- [Information provided]:
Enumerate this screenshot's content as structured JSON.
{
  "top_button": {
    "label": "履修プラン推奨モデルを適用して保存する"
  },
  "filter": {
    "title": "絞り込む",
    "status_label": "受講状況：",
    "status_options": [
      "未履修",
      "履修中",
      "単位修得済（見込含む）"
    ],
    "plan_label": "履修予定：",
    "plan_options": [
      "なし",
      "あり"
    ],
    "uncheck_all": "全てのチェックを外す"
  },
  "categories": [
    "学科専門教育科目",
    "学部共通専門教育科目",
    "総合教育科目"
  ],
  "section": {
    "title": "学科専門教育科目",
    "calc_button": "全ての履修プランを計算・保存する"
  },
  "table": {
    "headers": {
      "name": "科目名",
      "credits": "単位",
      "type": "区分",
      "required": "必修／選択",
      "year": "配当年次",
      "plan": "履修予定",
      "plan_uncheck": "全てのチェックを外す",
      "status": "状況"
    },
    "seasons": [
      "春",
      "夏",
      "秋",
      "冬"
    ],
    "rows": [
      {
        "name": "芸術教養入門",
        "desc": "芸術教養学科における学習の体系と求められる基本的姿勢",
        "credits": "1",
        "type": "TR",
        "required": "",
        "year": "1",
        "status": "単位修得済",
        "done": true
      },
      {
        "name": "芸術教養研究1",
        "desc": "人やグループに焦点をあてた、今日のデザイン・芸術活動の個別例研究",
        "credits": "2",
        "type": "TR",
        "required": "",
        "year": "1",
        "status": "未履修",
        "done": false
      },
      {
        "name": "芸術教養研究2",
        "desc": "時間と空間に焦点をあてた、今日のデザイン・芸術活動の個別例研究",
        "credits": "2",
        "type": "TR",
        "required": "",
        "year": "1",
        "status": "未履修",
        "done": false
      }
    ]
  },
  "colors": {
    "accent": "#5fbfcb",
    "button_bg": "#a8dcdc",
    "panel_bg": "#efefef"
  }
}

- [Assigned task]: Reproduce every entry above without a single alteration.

- [Completed task]:
Enumerate this screenshot's content as structured JSON.
{
  "top_button": {
    "label": "履修プラン推奨モデルを適用して保存する"
  },
  "filter": {
    "title": "絞り込む",
    "status_label": "受講状況：",
    "status_options": [
      "未履修",
      "履修中",
      "単位修得済（見込含む）"
    ],
    "plan_label": "履修予定：",
    "plan_options": [
      "なし",
      "あり"
    ],
    "uncheck_all": "全てのチェックを外す"
  },
  "categories": [
    "学科専門教育科目",
    "学部共通専門教育科目",
    "総合教育科目"
  ],
  "section": {
    "title": "学科専門教育科目",
    "calc_button": "全ての履修プランを計算・保存する"
  },
  "table": {
    "headers": {
      "name": "科目名",
      "credits": "単位",
      "type": "区分",
      "required": "必修／選択",
      "year": "配当年次",
      "plan": "履修予定",
      "plan_uncheck": "全てのチェックを外す",
      "status": "状況"
    },
    "seasons": [
      "春",
      "夏",
      "秋",
      "冬"
    ],
    "rows": [
      {
        "name": "芸術教養入門",
        "desc": "芸術教養学科における学習の体系と求められる基本的姿勢",
        "credits": "1",
        "type": "TR",
        "required": "",
        "year": "1",
        "status": "単位修得済",
        "done": true
      },
      {
        "name": "芸術教養研究1",
        "desc": "人やグループに焦点をあてた、今日のデザイン・芸術活動の個別例研究",
        "credits": "2",
        "type": "TR",
        "required": "",
        "year": "1",
        "status": "未履修",
        "done": false
      },
      {
        "name": "芸術教養研究2",
        "desc": "時間と空間に焦点をあてた、今日のデザイン・芸術活動の個別例研究",
        "credits": "2",
        "type": "TR",
        "required": "",
        "year": "1",
        "status": "未履修",
        "done": false
      }
    ]
  },
  "colors": {
    "accent": "#5fbfcb",
    "button_bg": "#a8dcdc",
    "panel_bg": "#efefef"
  }
}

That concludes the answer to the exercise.